[Data extracted from a collection]
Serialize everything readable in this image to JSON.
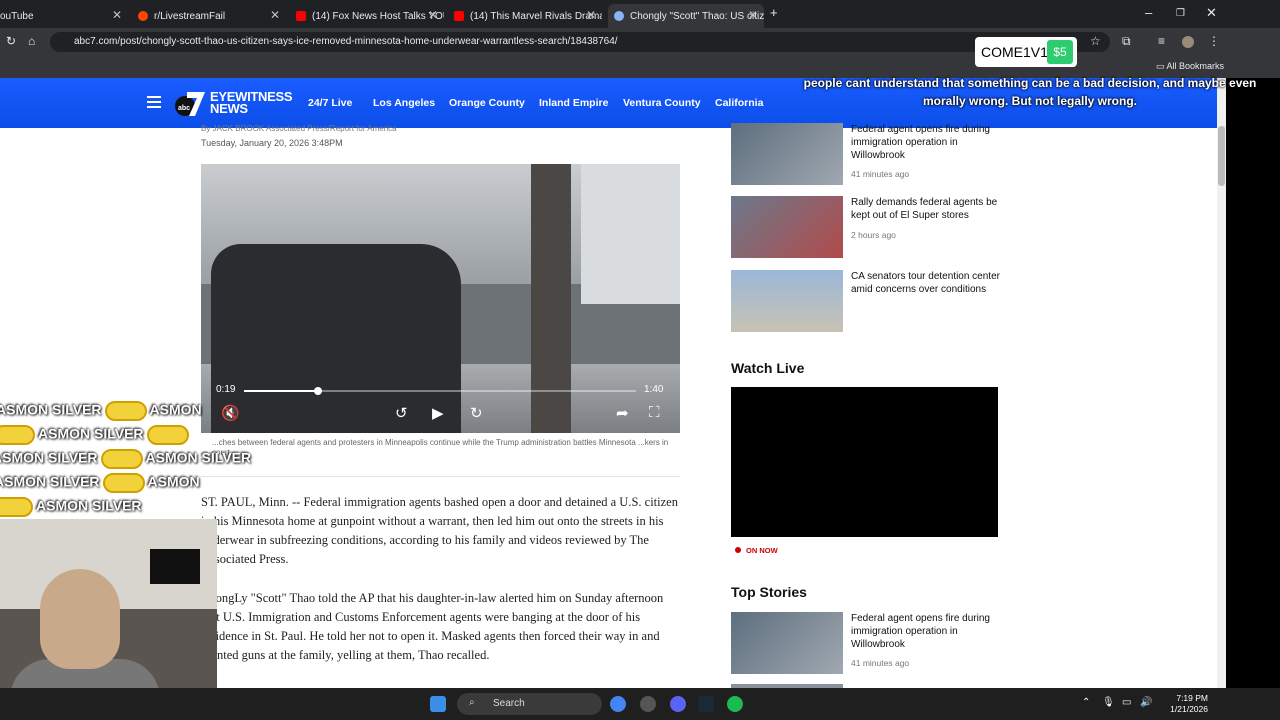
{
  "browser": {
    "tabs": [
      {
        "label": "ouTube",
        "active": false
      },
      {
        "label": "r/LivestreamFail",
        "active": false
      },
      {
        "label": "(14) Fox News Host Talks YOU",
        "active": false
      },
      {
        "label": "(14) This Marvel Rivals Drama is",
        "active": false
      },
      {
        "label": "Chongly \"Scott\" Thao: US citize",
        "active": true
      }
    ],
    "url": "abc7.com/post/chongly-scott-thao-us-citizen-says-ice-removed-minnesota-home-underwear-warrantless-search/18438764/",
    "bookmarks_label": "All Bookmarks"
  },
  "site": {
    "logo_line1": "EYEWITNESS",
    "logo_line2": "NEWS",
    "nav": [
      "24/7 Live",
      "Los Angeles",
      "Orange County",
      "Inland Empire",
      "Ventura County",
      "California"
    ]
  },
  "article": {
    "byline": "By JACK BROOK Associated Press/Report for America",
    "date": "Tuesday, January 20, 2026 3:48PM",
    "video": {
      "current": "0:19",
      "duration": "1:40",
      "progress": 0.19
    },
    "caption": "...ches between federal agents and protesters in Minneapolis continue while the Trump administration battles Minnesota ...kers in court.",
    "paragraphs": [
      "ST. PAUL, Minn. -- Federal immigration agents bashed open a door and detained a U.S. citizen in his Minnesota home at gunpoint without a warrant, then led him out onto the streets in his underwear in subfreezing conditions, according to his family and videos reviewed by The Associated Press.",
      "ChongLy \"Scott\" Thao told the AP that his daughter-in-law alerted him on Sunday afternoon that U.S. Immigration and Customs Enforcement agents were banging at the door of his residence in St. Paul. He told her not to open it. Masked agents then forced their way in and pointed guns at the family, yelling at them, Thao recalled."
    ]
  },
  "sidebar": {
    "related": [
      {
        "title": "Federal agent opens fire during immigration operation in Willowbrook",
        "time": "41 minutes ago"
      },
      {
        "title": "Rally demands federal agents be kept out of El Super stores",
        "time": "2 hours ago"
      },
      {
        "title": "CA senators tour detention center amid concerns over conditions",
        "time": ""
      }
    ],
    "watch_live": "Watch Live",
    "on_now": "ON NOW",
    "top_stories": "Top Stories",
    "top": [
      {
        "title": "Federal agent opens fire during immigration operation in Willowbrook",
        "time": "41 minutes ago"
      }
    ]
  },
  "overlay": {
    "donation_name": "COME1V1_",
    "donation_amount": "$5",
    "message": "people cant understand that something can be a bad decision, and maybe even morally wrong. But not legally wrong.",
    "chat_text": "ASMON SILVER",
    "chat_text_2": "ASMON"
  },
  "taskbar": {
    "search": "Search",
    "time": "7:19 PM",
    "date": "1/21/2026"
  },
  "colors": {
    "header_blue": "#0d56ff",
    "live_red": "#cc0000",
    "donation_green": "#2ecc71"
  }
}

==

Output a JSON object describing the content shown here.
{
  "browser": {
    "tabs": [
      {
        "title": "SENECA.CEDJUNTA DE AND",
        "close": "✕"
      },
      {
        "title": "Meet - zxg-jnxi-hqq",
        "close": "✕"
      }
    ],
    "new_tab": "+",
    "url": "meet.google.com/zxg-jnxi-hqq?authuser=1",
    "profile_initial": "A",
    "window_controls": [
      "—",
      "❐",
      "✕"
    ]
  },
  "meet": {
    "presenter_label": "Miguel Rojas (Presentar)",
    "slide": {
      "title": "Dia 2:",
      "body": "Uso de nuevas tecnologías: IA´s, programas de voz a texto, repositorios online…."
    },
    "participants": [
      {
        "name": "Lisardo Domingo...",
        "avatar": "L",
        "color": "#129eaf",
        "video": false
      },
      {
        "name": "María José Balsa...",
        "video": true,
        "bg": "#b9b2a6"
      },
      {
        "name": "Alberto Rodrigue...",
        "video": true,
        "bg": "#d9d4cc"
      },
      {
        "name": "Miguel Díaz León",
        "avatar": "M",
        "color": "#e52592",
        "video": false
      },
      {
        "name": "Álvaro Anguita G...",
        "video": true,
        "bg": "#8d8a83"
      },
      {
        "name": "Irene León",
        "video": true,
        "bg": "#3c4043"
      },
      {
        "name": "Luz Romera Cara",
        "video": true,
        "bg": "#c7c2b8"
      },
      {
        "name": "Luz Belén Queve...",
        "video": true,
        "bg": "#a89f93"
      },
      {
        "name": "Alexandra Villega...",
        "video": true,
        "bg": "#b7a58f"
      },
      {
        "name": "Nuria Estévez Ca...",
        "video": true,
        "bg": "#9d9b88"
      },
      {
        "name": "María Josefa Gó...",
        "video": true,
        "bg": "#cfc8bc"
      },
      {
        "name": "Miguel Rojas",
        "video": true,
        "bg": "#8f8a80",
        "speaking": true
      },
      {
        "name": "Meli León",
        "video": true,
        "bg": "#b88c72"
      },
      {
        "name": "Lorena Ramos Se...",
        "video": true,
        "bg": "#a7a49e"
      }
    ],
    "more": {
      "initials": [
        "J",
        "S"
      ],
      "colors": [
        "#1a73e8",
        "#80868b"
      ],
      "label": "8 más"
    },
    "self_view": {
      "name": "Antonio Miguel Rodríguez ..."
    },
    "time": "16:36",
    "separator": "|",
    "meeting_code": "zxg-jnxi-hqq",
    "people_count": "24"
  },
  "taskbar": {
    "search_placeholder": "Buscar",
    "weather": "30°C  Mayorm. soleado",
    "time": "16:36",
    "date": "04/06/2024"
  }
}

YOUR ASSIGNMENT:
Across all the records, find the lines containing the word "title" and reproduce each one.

TASK OUTPUT:
        "title": "Federal agent opens fire during immigration operation in Willowbrook",
        "title": "Rally demands federal agents be kept out of El Super stores",
        "title": "CA senators tour detention center amid concerns over conditions",
        "title": "Federal agent opens fire during immigration operation in Willowbrook",
        "title": "SENECA.CEDJUNTA DE AND",
        "title": "Meet - zxg-jnxi-hqq",
      "title": "Dia 2:",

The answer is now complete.